A recent increase in papaya production has led to an Australian producer to launch some creative value-add products, including an award-winning vodka.
Skybury Farms, based in Far North Queensland, has been noticing steadily increasing volumes in recent months, which General Manager Candy MacLaughlin says is creating a slight "flush" in the markets.
"As you get bigger and you start producing more, you are going to grow produce that you can't sell, and that creates an opportunity to find a home for that," she said. "Whether that is with juicing companies or we have started producing jams on-farm. We have a great papaya jam, and then mixing that with coconut or ginger - and even turning it into chutney. Where we can, we are trying to collaborate because we find that's where the greatest success lies. Someone who specialises in alcohol or even using the FNQ Incubators in Cairns who have commercial kitchens that can be hired."
A major highlight for Skybury was the launch of its alcoholic beverage range, from Papaya (and other tropical fruit) vodka, schnapps and liqueurs, which have already proven a success internationally, as well as domestically, being stocked at some major liquor retailers as well as through the company's online store and on-site.
"We had the opportunity to work with Troy from FNQ Spirits," Ms MacLaughlin said. "That relationship is probably 18 months old now. It started when the pandemic first started having an effect and he came to us looking for coffee, and I told him that we had a lot of papaya that we needed to find a home for, and we started working together to create this amazing range of alcoholic beverages. We weren't really expecting it to be as successful as it has been. We have won multiple awards now - both domestically and internationally. We got the best vodka in some London competitions. To have that recognition for the product has been outstanding."
The vodka and jam products are made through Skybury's excess fruit, meaning produce that is too small or too ripe to be shipped from the farm. Ms MacLaughlin says it is about creating value for a product that might not make it into an existing market.

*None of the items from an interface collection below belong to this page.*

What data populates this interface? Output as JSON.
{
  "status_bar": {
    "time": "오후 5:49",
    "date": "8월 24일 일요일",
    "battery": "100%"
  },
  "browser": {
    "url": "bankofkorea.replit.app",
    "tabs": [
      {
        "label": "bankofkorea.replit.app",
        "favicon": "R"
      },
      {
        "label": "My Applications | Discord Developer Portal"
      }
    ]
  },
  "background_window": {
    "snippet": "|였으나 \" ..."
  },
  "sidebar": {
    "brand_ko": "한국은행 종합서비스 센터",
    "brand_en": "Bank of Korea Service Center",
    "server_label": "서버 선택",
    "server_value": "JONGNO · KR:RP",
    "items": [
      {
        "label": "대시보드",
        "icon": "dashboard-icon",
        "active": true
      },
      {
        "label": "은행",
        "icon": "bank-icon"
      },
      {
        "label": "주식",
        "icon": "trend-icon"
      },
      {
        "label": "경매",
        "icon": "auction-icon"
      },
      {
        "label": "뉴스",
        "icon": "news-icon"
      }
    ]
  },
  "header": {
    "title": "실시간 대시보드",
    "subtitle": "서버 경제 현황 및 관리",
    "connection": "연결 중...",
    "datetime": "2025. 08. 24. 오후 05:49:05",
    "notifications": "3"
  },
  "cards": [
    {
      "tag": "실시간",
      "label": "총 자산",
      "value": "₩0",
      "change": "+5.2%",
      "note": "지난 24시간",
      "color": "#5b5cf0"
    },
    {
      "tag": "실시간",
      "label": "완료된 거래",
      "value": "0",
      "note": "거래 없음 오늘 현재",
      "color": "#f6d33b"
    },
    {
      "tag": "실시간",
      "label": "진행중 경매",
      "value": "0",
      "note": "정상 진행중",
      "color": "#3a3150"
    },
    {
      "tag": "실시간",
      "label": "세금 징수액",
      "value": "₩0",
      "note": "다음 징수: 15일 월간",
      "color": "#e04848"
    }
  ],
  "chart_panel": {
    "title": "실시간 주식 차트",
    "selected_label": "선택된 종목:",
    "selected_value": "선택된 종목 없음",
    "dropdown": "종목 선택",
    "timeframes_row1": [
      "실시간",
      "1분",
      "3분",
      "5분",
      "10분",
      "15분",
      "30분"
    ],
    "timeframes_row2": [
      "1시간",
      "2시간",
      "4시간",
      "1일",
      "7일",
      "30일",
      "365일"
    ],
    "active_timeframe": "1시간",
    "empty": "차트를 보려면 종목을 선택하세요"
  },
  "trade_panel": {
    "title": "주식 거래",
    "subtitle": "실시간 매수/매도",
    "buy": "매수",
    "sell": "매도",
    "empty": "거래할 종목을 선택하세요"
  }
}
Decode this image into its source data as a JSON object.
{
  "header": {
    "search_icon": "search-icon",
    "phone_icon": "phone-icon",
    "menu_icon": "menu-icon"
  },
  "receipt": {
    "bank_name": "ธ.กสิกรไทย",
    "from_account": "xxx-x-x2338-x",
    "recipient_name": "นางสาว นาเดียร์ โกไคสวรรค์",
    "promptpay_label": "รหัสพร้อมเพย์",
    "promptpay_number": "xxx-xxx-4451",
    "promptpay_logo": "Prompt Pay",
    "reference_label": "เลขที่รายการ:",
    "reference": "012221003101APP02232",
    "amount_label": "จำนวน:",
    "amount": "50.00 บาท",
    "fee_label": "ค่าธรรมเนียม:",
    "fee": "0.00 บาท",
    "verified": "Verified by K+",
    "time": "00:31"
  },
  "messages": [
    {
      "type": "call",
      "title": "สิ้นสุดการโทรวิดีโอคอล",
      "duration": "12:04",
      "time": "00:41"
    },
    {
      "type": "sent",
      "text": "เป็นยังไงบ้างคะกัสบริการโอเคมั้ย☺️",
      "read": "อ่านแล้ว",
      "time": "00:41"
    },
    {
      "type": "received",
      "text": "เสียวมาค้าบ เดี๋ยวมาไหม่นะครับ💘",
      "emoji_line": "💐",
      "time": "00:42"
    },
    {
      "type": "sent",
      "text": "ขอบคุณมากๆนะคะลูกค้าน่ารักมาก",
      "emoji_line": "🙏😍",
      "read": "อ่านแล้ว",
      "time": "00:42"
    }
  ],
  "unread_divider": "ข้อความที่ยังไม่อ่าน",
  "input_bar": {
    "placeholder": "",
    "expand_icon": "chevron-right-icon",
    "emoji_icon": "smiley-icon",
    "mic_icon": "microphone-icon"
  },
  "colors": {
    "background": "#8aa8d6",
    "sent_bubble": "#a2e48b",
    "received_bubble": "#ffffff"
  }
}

Another project that Skybury is working on is cosmetic products, from the seed of the papaya.
"You can actually dry it and get an oil out of it," Ms MacLaughlin said. "That oil has amazing fatty acid components and is highly valued in the beauty industry. So, it goes towards a range of oils and serums."
The Skybury plantation is based near Mareeba, north of Cairns in Far North Queensland, it also grows coffee and has a retail store and cafe on-site, with farm visits. It was the first commercial plantation to introduce the larger red varieties to the Australian market. Another way Ms MacLaughlin says the company is aiming to attract consumers is through looking into new varieties through research and development, which she notes will always remain a core part of the business.
"We are always after something that is sweet and has a bit of shelf life," she said. "For us, it is all about the consumer and how we can improve their eating experience. So, we ask can we improve our Brix, because that is what I think really makes our product stand out; it is always sweet, but can we take that to another level. Then we are also looking at improvements that we can make on-farm as well, in terms of improving the longevity of the plant or decreasing the mortality rate. When you are farming, you are always looking for improvements on-farm to make us more sustainable and improve the eating experience of the fruit for consumers."